• [SOURCE MATERIAL]:
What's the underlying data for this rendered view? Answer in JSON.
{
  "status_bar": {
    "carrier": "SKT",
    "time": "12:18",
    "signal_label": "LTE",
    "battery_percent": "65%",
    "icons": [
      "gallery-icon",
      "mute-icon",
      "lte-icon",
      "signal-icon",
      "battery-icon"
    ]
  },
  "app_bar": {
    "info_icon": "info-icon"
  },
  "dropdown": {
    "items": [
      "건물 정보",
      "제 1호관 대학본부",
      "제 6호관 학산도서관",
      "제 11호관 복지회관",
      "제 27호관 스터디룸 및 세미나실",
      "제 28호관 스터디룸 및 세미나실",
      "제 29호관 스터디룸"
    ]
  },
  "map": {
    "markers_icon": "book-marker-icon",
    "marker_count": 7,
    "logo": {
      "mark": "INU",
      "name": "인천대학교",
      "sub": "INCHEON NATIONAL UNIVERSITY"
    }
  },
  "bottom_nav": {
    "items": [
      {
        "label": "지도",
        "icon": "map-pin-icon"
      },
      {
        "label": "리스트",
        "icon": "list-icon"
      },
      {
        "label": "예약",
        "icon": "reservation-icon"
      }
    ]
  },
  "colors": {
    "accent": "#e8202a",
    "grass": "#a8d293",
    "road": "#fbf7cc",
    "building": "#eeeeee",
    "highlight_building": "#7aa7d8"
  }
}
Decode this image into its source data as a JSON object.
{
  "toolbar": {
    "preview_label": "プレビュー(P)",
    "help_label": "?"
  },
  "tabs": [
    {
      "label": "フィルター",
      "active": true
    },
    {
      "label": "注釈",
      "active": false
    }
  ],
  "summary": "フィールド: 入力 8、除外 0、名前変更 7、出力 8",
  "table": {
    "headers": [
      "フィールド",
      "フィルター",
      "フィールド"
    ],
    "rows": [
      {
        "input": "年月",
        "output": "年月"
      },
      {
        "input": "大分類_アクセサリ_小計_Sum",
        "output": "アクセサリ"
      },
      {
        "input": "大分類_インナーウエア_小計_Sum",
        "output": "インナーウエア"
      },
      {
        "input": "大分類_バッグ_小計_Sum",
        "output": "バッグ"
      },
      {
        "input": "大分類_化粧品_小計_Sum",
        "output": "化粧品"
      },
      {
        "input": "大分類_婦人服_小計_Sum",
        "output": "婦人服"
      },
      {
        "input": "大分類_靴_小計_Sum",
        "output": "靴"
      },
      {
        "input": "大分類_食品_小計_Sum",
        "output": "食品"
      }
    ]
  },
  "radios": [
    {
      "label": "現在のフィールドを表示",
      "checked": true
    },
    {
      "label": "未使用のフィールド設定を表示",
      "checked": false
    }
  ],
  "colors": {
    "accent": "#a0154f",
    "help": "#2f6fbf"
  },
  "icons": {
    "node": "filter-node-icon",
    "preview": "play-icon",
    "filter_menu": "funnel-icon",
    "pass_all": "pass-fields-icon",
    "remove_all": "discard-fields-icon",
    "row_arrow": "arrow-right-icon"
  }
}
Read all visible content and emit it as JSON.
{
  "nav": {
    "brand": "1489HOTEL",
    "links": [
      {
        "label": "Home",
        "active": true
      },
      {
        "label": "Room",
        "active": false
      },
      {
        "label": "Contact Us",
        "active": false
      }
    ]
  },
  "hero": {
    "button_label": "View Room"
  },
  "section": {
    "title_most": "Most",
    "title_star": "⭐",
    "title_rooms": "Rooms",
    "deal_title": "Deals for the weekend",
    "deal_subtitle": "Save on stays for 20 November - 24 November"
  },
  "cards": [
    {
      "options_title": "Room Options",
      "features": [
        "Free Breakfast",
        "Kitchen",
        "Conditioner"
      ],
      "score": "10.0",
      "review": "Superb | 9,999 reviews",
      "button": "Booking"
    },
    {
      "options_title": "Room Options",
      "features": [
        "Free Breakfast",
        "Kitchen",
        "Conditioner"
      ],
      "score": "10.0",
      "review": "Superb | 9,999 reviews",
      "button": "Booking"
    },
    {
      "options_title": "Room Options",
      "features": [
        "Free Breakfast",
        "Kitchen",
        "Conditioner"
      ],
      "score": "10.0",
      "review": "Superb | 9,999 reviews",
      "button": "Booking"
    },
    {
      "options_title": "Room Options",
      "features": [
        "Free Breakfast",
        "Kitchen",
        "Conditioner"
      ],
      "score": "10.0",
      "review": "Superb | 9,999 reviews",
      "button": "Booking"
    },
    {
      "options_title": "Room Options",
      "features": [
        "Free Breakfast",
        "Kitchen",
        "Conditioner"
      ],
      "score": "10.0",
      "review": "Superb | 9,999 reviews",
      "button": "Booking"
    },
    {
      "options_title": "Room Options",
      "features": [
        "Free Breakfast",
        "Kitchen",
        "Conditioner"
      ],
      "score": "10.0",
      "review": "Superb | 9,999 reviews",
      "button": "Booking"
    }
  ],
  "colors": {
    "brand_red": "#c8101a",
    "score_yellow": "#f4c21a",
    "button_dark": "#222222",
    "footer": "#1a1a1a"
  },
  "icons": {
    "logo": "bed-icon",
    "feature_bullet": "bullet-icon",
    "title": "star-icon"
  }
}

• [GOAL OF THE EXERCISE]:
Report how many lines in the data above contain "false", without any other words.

• [RESPONSE TO THIS EXERCISE]:
4